Tax season is here, but due to Congress’ late response to dealing with the fiscal cliff, deadlines have changed.
Due to changes to the American Taxpayer Relief Act (ATRA), the Internal Revenue Service (IRS) has not yet opened the season to file. The IRS announced last week that individual income-tax returns could start being filed on Jan. 30.
The IRS will begin accepting tax returns on that date after updating forms and completing programming and testing of its processing systems. This will reflect the bulk of the late tax law changes enacted Jan. 2.
The IRS is anticipating that more than 120 million households will file around the Jan. 30 opening.
However, as the IRS continues to sort out what actions taken by Congress mean to the American people, others will have to wait even longer to file taxes this year.
The IRS estimates that remaining households will be able to start filing in late February or into March because of the need for more extensive form and processing systems changes. This group includes people claiming residential energy credits, depreciation of property or general business credits. Most of those in this group file more complex tax returns and typically file closer to the April 15 deadline or obtain an extension.

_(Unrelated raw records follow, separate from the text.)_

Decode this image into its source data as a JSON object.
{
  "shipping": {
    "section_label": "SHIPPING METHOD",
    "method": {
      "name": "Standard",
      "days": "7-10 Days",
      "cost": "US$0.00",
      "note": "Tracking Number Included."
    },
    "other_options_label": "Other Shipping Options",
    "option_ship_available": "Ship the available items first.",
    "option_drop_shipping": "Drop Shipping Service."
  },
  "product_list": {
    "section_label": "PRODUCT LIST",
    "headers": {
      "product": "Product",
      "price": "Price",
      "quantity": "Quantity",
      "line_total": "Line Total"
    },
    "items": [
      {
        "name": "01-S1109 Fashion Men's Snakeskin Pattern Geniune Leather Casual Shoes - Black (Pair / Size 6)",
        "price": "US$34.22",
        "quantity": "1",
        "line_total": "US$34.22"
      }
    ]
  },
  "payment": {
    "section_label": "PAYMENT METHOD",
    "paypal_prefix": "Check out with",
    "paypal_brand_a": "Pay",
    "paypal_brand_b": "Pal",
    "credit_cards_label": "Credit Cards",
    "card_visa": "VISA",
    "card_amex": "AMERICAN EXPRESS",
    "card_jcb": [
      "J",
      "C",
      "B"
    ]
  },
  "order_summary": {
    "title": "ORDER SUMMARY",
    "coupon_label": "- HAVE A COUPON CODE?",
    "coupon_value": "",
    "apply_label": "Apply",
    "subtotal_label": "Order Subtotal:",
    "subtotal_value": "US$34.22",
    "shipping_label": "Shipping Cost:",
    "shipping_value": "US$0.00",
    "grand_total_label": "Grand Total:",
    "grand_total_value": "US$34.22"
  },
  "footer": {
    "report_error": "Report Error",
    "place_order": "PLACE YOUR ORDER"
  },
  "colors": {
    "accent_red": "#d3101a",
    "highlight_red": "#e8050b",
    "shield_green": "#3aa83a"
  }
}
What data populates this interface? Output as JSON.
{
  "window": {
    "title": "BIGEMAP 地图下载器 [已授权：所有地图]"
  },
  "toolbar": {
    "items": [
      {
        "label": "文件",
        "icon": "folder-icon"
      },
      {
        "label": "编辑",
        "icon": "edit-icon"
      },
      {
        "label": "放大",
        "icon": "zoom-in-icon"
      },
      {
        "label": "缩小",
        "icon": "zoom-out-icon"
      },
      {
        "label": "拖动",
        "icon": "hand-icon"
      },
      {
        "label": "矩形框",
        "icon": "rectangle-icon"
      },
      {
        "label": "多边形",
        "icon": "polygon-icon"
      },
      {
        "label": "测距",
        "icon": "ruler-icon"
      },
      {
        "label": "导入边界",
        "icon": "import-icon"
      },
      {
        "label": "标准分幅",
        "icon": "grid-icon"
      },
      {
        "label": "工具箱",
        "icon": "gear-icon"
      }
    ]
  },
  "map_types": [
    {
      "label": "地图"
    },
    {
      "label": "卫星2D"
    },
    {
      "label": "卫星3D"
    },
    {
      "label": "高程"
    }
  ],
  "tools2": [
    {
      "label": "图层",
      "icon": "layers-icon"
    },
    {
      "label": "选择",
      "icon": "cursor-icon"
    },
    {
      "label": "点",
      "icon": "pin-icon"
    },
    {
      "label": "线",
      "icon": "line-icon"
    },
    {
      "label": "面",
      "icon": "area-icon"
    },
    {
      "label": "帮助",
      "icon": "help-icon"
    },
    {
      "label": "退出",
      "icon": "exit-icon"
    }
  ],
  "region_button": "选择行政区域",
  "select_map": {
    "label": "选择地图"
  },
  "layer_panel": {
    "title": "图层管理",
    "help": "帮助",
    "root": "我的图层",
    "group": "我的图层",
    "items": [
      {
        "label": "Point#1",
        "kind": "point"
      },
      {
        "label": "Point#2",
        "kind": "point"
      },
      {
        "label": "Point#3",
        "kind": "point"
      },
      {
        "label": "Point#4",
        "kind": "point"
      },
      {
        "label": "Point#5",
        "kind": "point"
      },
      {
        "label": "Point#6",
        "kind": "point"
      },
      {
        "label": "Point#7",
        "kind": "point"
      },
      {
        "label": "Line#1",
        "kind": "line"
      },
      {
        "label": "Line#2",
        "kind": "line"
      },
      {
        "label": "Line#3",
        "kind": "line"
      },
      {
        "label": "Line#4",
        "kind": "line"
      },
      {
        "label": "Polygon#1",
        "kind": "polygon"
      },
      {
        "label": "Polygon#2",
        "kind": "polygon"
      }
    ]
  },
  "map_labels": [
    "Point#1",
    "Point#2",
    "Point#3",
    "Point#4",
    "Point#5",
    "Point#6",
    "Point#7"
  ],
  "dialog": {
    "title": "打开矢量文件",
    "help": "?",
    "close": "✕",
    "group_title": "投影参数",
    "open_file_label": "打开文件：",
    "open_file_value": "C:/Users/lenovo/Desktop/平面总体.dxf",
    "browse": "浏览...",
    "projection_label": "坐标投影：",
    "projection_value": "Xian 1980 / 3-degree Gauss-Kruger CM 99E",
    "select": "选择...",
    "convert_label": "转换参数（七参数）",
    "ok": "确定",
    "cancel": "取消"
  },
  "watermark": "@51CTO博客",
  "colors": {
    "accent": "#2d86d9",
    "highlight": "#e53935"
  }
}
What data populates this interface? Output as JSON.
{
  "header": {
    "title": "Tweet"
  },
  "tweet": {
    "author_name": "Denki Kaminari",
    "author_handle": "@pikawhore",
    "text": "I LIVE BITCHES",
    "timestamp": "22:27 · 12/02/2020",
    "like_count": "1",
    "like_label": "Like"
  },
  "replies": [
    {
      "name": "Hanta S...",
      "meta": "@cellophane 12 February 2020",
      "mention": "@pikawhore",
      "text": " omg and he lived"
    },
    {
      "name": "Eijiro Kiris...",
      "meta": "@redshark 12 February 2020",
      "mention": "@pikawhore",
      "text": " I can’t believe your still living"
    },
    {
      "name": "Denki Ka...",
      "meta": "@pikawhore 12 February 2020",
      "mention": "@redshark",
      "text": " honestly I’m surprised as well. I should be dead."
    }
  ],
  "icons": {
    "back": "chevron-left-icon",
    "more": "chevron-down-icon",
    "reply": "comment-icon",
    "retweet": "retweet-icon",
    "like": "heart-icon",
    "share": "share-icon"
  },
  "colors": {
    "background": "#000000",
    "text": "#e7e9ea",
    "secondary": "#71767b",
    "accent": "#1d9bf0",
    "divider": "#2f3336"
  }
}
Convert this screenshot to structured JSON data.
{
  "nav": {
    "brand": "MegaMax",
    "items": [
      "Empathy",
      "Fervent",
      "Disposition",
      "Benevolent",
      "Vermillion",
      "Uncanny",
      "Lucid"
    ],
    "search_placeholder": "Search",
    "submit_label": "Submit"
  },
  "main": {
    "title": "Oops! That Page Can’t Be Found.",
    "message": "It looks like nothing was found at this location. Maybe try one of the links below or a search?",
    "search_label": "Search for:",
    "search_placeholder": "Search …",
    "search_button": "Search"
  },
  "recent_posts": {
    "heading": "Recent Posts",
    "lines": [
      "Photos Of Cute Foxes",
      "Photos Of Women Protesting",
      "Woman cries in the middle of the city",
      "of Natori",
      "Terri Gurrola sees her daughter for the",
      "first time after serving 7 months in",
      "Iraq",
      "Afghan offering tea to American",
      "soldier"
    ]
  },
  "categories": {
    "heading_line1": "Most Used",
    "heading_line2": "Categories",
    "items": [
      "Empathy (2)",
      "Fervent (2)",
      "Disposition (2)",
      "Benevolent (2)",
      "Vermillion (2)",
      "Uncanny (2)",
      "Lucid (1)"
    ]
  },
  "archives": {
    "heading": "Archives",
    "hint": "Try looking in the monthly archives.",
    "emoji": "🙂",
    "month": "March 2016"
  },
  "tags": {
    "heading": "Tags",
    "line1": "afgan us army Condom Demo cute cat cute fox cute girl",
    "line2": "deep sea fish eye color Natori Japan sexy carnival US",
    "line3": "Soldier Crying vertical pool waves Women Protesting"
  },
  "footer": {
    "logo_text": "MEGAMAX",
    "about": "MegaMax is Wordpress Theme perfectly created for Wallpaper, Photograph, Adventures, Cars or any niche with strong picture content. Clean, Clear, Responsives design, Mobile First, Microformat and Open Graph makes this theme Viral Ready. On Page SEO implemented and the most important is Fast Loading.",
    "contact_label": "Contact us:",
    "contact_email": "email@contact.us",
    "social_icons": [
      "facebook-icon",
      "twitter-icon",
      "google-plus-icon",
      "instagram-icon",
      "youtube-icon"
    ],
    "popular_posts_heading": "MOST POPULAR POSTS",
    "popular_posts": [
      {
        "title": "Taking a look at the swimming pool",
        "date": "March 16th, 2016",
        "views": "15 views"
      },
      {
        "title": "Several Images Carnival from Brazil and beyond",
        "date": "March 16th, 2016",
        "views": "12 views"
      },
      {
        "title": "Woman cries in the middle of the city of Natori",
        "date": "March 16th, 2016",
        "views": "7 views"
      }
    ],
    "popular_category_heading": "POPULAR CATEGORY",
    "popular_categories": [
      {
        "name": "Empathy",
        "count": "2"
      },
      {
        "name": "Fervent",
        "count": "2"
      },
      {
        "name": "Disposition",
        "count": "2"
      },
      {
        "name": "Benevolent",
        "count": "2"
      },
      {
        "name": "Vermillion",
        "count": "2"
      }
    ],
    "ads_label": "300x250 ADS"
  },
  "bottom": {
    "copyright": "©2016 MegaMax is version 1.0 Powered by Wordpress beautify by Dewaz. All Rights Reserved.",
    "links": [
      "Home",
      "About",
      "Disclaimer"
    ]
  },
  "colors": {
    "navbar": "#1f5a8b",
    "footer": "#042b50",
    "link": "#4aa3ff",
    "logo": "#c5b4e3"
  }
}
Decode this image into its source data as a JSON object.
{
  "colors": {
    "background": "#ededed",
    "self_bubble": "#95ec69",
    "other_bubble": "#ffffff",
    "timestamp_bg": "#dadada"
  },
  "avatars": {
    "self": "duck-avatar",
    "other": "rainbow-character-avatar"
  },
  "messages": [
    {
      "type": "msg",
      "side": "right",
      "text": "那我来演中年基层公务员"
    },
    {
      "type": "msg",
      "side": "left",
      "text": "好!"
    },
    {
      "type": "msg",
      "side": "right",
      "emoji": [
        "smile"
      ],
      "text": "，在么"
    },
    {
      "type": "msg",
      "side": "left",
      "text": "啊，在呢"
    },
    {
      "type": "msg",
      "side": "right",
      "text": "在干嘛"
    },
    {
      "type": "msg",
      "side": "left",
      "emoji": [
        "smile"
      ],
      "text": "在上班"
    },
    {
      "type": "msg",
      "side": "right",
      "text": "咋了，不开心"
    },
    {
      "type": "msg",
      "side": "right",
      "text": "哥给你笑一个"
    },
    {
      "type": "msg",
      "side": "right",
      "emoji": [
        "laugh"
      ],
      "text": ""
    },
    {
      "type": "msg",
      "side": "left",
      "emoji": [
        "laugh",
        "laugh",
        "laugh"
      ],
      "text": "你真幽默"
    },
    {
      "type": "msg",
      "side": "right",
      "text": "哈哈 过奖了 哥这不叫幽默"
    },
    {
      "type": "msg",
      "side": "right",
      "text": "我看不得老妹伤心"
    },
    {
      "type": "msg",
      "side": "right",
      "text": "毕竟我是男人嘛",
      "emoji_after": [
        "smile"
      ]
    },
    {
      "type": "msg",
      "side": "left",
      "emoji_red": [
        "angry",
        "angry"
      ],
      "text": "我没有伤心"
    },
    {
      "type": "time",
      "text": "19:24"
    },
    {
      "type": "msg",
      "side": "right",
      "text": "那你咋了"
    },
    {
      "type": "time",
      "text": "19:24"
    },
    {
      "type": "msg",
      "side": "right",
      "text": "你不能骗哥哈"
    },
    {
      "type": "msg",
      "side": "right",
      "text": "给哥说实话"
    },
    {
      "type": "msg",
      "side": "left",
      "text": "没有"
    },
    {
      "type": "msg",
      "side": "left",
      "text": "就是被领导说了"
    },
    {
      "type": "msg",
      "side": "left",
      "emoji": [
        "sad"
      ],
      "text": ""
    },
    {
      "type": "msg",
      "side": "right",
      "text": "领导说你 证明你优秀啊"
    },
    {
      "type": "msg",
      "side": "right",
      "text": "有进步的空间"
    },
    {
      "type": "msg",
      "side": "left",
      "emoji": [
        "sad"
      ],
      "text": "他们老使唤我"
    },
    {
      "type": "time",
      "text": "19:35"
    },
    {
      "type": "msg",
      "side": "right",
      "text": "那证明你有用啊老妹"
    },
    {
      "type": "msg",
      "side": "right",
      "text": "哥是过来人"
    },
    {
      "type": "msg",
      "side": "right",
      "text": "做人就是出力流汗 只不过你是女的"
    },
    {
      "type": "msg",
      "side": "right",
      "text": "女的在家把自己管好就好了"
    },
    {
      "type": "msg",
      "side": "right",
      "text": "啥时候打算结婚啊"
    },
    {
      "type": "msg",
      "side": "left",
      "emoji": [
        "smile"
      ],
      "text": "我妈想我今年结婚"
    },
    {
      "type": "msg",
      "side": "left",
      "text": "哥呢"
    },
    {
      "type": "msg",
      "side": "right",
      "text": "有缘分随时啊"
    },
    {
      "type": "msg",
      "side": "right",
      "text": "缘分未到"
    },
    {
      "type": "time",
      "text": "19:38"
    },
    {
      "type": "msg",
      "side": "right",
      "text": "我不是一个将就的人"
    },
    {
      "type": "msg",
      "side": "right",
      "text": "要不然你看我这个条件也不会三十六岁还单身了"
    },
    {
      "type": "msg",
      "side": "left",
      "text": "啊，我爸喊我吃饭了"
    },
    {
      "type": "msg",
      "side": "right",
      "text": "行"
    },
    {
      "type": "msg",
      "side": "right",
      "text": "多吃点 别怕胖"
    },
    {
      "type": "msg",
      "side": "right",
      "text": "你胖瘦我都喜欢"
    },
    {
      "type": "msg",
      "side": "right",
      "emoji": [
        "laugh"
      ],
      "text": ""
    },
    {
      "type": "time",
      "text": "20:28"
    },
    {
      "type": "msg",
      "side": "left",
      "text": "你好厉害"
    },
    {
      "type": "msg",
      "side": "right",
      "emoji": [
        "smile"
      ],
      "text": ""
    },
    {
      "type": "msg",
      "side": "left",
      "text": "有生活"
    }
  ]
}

“We have worked hard to open tax season as soon as possible,” IRS Acting Commissioner Steven T. Miller said. “This date ensures we have the time we need to update and test our processing systems.”
The IRS will not process paper tax returns before the anticipated Jan. 30 opening date. There is no advantage to filing on paper before the opening date and taxpayers will receive their tax refunds much faster by using e-file with direct deposit.
“The best option for taxpayers is to file electronically,” Miller said.
The opening of the filing season follows passage by Congress of an extensive set of tax changes in ATRA on Jan. 1, with many affecting tax returns for 2012. While the IRS worked to anticipate the late tax law changes as much as possible, the final law required that the IRS update forms and instructions as well as make critical processing system adjustments before it can begin accepting tax returns.
Who Can File Starting Jan. 30?
The IRS anticipates that the vast majority of all taxpayers can file starting Jan. 30, regardless of whether they file electronically or on paper. The IRS will be able to accept tax returns affected by the Alternative Minimum Tax (AMT) patch as well as the three major “extender” provisions for people claiming: the state and local sales tax deduction; the higher education tuition and fees deduction; and the educator expenses deduction.
Who Can’t File Until Later?
There are several forms affected by the late legislation that require more extensive programming and testing of IRS systems. The IRS hopes to begin accepting tax returns including these tax forms between late February and into March. A specific date will be announced in the near future.
Updated information will be posted on IRS.gov.